Every entry must be copied word for word.

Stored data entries
◇ ◇ ◇

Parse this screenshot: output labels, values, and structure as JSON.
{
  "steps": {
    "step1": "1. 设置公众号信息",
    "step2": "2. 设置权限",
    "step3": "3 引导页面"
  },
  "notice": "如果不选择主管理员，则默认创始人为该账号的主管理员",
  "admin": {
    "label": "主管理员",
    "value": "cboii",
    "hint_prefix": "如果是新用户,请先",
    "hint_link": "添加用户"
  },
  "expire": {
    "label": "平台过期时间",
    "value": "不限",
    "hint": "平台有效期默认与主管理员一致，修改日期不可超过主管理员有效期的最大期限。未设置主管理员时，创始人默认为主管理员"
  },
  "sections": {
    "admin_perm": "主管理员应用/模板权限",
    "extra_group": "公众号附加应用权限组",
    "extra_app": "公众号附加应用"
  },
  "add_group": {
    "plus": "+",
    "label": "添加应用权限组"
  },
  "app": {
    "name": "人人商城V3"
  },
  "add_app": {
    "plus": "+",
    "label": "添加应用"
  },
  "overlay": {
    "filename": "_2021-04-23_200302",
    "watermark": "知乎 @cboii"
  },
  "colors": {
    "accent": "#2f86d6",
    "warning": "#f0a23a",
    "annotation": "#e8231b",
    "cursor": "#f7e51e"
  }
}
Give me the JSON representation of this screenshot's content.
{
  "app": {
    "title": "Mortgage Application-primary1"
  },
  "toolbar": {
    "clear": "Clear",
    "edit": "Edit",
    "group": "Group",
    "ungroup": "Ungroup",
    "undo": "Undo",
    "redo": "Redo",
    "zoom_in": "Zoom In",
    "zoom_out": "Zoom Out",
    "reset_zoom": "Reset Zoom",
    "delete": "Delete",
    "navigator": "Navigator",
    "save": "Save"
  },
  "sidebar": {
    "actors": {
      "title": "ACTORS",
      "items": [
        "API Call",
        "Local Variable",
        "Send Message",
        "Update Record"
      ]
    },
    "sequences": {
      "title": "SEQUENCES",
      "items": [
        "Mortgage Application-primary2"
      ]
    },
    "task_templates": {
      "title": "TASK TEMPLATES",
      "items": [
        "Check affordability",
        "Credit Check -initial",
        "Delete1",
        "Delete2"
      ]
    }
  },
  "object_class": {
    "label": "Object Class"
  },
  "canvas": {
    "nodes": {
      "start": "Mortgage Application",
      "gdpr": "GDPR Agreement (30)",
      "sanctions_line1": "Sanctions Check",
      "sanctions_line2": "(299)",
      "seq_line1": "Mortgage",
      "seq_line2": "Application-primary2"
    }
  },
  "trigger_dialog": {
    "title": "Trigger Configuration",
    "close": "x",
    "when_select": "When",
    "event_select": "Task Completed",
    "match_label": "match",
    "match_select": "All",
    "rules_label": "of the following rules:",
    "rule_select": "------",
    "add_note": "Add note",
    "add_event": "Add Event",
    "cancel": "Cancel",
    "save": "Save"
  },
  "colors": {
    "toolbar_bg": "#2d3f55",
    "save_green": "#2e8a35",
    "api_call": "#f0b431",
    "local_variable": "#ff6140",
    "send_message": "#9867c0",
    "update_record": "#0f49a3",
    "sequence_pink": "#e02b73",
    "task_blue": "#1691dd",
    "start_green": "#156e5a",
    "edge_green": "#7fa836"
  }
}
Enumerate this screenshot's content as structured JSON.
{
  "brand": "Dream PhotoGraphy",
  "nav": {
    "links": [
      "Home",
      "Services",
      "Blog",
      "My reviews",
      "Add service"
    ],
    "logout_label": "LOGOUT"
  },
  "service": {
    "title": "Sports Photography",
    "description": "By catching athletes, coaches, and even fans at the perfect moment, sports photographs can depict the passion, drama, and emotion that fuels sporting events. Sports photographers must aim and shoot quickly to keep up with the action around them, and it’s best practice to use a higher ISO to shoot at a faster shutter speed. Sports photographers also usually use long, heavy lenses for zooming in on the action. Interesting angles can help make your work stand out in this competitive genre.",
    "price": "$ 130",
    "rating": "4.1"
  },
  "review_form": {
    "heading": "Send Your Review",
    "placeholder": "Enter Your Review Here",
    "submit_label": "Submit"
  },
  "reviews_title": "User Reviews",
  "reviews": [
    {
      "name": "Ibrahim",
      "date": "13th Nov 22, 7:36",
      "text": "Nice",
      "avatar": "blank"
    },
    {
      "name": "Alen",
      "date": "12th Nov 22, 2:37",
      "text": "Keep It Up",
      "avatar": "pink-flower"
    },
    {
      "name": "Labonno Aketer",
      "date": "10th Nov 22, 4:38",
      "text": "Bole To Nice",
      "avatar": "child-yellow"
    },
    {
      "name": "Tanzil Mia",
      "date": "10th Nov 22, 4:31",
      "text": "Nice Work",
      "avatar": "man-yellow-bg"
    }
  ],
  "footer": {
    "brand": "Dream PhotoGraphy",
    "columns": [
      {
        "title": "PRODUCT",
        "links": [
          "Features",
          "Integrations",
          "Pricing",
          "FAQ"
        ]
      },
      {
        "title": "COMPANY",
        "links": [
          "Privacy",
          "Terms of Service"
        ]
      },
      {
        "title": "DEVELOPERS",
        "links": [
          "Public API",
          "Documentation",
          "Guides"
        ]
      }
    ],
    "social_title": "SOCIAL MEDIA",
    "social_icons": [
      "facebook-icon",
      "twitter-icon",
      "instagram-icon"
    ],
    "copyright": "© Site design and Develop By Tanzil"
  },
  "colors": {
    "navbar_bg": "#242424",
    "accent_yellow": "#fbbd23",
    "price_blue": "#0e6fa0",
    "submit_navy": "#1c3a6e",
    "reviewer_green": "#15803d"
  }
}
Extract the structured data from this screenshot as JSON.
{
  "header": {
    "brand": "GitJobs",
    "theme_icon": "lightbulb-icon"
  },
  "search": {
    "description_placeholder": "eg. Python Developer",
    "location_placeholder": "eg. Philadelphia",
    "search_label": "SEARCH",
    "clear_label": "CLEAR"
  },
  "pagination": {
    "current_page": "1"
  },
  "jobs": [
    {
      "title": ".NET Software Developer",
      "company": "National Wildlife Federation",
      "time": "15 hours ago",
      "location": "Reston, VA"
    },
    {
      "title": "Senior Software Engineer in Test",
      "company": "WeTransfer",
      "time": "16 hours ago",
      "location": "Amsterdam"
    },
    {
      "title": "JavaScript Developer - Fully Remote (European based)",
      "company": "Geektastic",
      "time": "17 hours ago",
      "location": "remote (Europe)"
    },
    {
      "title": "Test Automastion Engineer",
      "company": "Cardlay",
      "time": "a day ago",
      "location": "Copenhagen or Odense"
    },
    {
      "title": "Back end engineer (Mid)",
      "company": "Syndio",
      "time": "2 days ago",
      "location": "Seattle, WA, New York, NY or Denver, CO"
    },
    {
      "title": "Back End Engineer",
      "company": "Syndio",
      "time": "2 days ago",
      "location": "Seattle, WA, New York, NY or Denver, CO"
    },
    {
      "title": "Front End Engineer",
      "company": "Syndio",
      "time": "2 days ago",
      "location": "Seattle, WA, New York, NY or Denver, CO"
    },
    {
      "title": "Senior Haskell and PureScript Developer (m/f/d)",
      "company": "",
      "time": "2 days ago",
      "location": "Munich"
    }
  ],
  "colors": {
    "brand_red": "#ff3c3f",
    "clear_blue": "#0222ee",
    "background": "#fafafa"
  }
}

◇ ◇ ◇

▶ [Result of this exercise]
Parse this screenshot: output labels, values, and structure as JSON.
{
  "steps": {
    "step1": "1. 设置公众号信息",
    "step2": "2. 设置权限",
    "step3": "3 引导页面"
  },
  "notice": "如果不选择主管理员，则默认创始人为该账号的主管理员",
  "admin": {
    "label": "主管理员",
    "value": "cboii",
    "hint_prefix": "如果是新用户,请先",
    "hint_link": "添加用户"
  },
  "expire": {
    "label": "平台过期时间",
    "value": "不限",
    "hint": "平台有效期默认与主管理员一致，修改日期不可超过主管理员有效期的最大期限。未设置主管理员时，创始人默认为主管理员"
  },
  "sections": {
    "admin_perm": "主管理员应用/模板权限",
    "extra_group": "公众号附加应用权限组",
    "extra_app": "公众号附加应用"
  },
  "add_group": {
    "plus": "+",
    "label": "添加应用权限组"
  },
  "app": {
    "name": "人人商城V3"
  },
  "add_app": {
    "plus": "+",
    "label": "添加应用"
  },
  "overlay": {
    "filename": "_2021-04-23_200302",
    "watermark": "知乎 @cboii"
  },
  "colors": {
    "accent": "#2f86d6",
    "warning": "#f0a23a",
    "annotation": "#e8231b",
    "cursor": "#f7e51e"
  }
}
Give me the JSON representation of this screenshot's content.
{
  "app": {
    "title": "Mortgage Application-primary1"
  },
  "toolbar": {
    "clear": "Clear",
    "edit": "Edit",
    "group": "Group",
    "ungroup": "Ungroup",
    "undo": "Undo",
    "redo": "Redo",
    "zoom_in": "Zoom In",
    "zoom_out": "Zoom Out",
    "reset_zoom": "Reset Zoom",
    "delete": "Delete",
    "navigator": "Navigator",
    "save": "Save"
  },
  "sidebar": {
    "actors": {
      "title": "ACTORS",
      "items": [
        "API Call",
        "Local Variable",
        "Send Message",
        "Update Record"
      ]
    },
    "sequences": {
      "title": "SEQUENCES",
      "items": [
        "Mortgage Application-primary2"
      ]
    },
    "task_templates": {
      "title": "TASK TEMPLATES",
      "items": [
        "Check affordability",
        "Credit Check -initial",
        "Delete1",
        "Delete2"
      ]
    }
  },
  "object_class": {
    "label": "Object Class"
  },
  "canvas": {
    "nodes": {
      "start": "Mortgage Application",
      "gdpr": "GDPR Agreement (30)",
      "sanctions_line1": "Sanctions Check",
      "sanctions_line2": "(299)",
      "seq_line1": "Mortgage",
      "seq_line2": "Application-primary2"
    }
  },
  "trigger_dialog": {
    "title": "Trigger Configuration",
    "close": "x",
    "when_select": "When",
    "event_select": "Task Completed",
    "match_label": "match",
    "match_select": "All",
    "rules_label": "of the following rules:",
    "rule_select": "------",
    "add_note": "Add note",
    "add_event": "Add Event",
    "cancel": "Cancel",
    "save": "Save"
  },
  "colors": {
    "toolbar_bg": "#2d3f55",
    "save_green": "#2e8a35",
    "api_call": "#f0b431",
    "local_variable": "#ff6140",
    "send_message": "#9867c0",
    "update_record": "#0f49a3",
    "sequence_pink": "#e02b73",
    "task_blue": "#1691dd",
    "start_green": "#156e5a",
    "edge_green": "#7fa836"
  }
}
Enumerate this screenshot's content as structured JSON.
{
  "brand": "Dream PhotoGraphy",
  "nav": {
    "links": [
      "Home",
      "Services",
      "Blog",
      "My reviews",
      "Add service"
    ],
    "logout_label": "LOGOUT"
  },
  "service": {
    "title": "Sports Photography",
    "description": "By catching athletes, coaches, and even fans at the perfect moment, sports photographs can depict the passion, drama, and emotion that fuels sporting events. Sports photographers must aim and shoot quickly to keep up with the action around them, and it’s best practice to use a higher ISO to shoot at a faster shutter speed. Sports photographers also usually use long, heavy lenses for zooming in on the action. Interesting angles can help make your work stand out in this competitive genre.",
    "price": "$ 130",
    "rating": "4.1"
  },
  "review_form": {
    "heading": "Send Your Review",
    "placeholder": "Enter Your Review Here",
    "submit_label": "Submit"
  },
  "reviews_title": "User Reviews",
  "reviews": [
    {
      "name": "Ibrahim",
      "date": "13th Nov 22, 7:36",
      "text": "Nice",
      "avatar": "blank"
    },
    {
      "name": "Alen",
      "date": "12th Nov 22, 2:37",
      "text": "Keep It Up",
      "avatar": "pink-flower"
    },
    {
      "name": "Labonno Aketer",
      "date": "10th Nov 22, 4:38",
      "text": "Bole To Nice",
      "avatar": "child-yellow"
    },
    {
      "name": "Tanzil Mia",
      "date": "10th Nov 22, 4:31",
      "text": "Nice Work",
      "avatar": "man-yellow-bg"
    }
  ],
  "footer": {
    "brand": "Dream PhotoGraphy",
    "columns": [
      {
        "title": "PRODUCT",
        "links": [
          "Features",
          "Integrations",
          "Pricing",
          "FAQ"
        ]
      },
      {
        "title": "COMPANY",
        "links": [
          "Privacy",
          "Terms of Service"
        ]
      },
      {
        "title": "DEVELOPERS",
        "links": [
          "Public API",
          "Documentation",
          "Guides"
        ]
      }
    ],
    "social_title": "SOCIAL MEDIA",
    "social_icons": [
      "facebook-icon",
      "twitter-icon",
      "instagram-icon"
    ],
    "copyright": "© Site design and Develop By Tanzil"
  },
  "colors": {
    "navbar_bg": "#242424",
    "accent_yellow": "#fbbd23",
    "price_blue": "#0e6fa0",
    "submit_navy": "#1c3a6e",
    "reviewer_green": "#15803d"
  }
}
Extract the structured data from this screenshot as JSON.
{
  "header": {
    "brand": "GitJobs",
    "theme_icon": "lightbulb-icon"
  },
  "search": {
    "description_placeholder": "eg. Python Developer",
    "location_placeholder": "eg. Philadelphia",
    "search_label": "SEARCH",
    "clear_label": "CLEAR"
  },
  "pagination": {
    "current_page": "1"
  },
  "jobs": [
    {
      "title": ".NET Software Developer",
      "company": "National Wildlife Federation",
      "time": "15 hours ago",
      "location": "Reston, VA"
    },
    {
      "title": "Senior Software Engineer in Test",
      "company": "WeTransfer",
      "time": "16 hours ago",
      "location": "Amsterdam"
    },
    {
      "title": "JavaScript Developer - Fully Remote (European based)",
      "company": "Geektastic",
      "time": "17 hours ago",
      "location": "remote (Europe)"
    },
    {
      "title": "Test Automastion Engineer",
      "company": "Cardlay",
      "time": "a day ago",
      "location": "Copenhagen or Odense"
    },
    {
      "title": "Back end engineer (Mid)",
      "company": "Syndio",
      "time": "2 days ago",
      "location": "Seattle, WA, New York, NY or Denver, CO"
    },
    {
      "title": "Back End Engineer",
      "company": "Syndio",
      "time": "2 days ago",
      "location": "Seattle, WA, New York, NY or Denver, CO"
    },
    {
      "title": "Front End Engineer",
      "company": "Syndio",
      "time": "2 days ago",
      "location": "Seattle, WA, New York, NY or Denver, CO"
    },
    {
      "title": "Senior Haskell and PureScript Developer (m/f/d)",
      "company": "",
      "time": "2 days ago",
      "location": "Munich"
    }
  ],
  "colors": {
    "brand_red": "#ff3c3f",
    "clear_blue": "#0222ee",
    "background": "#fafafa"
  }
}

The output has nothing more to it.